ACTION ITEM:
You are asked to filter the data below and copy every line holding "遊戲設計".
┄┄┄┄┄┄┄┄┄┄
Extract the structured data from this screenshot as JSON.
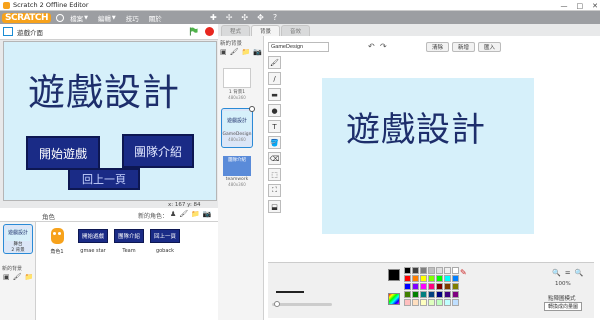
{
  "window": {
    "title": "Scratch 2 Offline Editor",
    "controls": [
      "—",
      "□",
      "✕"
    ]
  },
  "menubar": {
    "logo": "SCRATCH",
    "menus": [
      "檔案",
      "編輯",
      "技巧",
      "關於"
    ],
    "tools": [
      "✚",
      "✢",
      "✣",
      "✥",
      "?"
    ]
  },
  "stage": {
    "project_title": "遊戲介面",
    "big_title": "遊戲設計",
    "btn_start": "開始遊戲",
    "btn_team": "團隊介紹",
    "btn_behind": "回上一頁",
    "coords": "x: 167  y: 84"
  },
  "sprites": {
    "header_label": "角色",
    "new_sprite_label": "新的角色：",
    "new_sprite_tools": [
      "♟",
      "🖌",
      "📁",
      "📷"
    ],
    "stage_thumb": {
      "mini_text": "遊戲設計",
      "caption": "舞台",
      "sub": "2 背景"
    },
    "new_backdrop_label": "新的背景",
    "backdrop_tools": [
      "▣",
      "🖌",
      "📁",
      "📷"
    ],
    "items": [
      {
        "name": "角色1",
        "kind": "cat"
      },
      {
        "name": "gmae star",
        "kind": "btn",
        "text": "開始遊戲"
      },
      {
        "name": "Team",
        "kind": "btn",
        "text": "團隊介紹"
      },
      {
        "name": "goback",
        "kind": "btn",
        "text": "回上一頁"
      }
    ]
  },
  "tabs": [
    "程式",
    "背景",
    "音效"
  ],
  "backdrop_panel": {
    "new_label": "新的背景",
    "tools": [
      "▣",
      "🖌",
      "📁",
      "📷"
    ],
    "items": [
      {
        "index": "1",
        "name": "背景1",
        "size": "480x360"
      },
      {
        "index": "2",
        "name": "GameDesign",
        "size": "480x360"
      },
      {
        "index": "3",
        "name": "teamwork",
        "size": "480x360"
      }
    ]
  },
  "editor": {
    "costume_name": "GameDesign",
    "undo": "↶",
    "redo": "↷",
    "buttons": [
      "清除",
      "新增",
      "匯入"
    ],
    "canvas_title": "遊戲設計",
    "zoom_level": "100%",
    "mode_label": "點陣圖模式",
    "mode_button": "轉換成向量圖",
    "tools": [
      "🖌",
      "/",
      "▬",
      "●",
      "T",
      "🪣",
      "⌫",
      "⬚",
      "⛶",
      "⬓"
    ]
  },
  "palette_colors": [
    "#000000",
    "#3f3f3f",
    "#7f7f7f",
    "#bfbfbf",
    "#dfdfdf",
    "#efefef",
    "#ffffff",
    "#ff0000",
    "#ff7f00",
    "#ffff00",
    "#7fff00",
    "#00ff00",
    "#00ffff",
    "#007fff",
    "#0000ff",
    "#7f00ff",
    "#ff00ff",
    "#ff007f",
    "#7f0000",
    "#7f3f00",
    "#7f7f00",
    "#3f7f00",
    "#007f00",
    "#007f7f",
    "#003f7f",
    "#00007f",
    "#3f007f",
    "#7f007f",
    "#ffbfbf",
    "#ffdfbf",
    "#ffffbf",
    "#dfffbf",
    "#bfffbf",
    "#bfffff",
    "#bfdfff"
  ]
}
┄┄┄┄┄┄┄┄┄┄
EXERCISE ANSWER:
    "big_title": "遊戲設計",
      "mini_text": "遊戲設計",
    "canvas_title": "遊戲設計",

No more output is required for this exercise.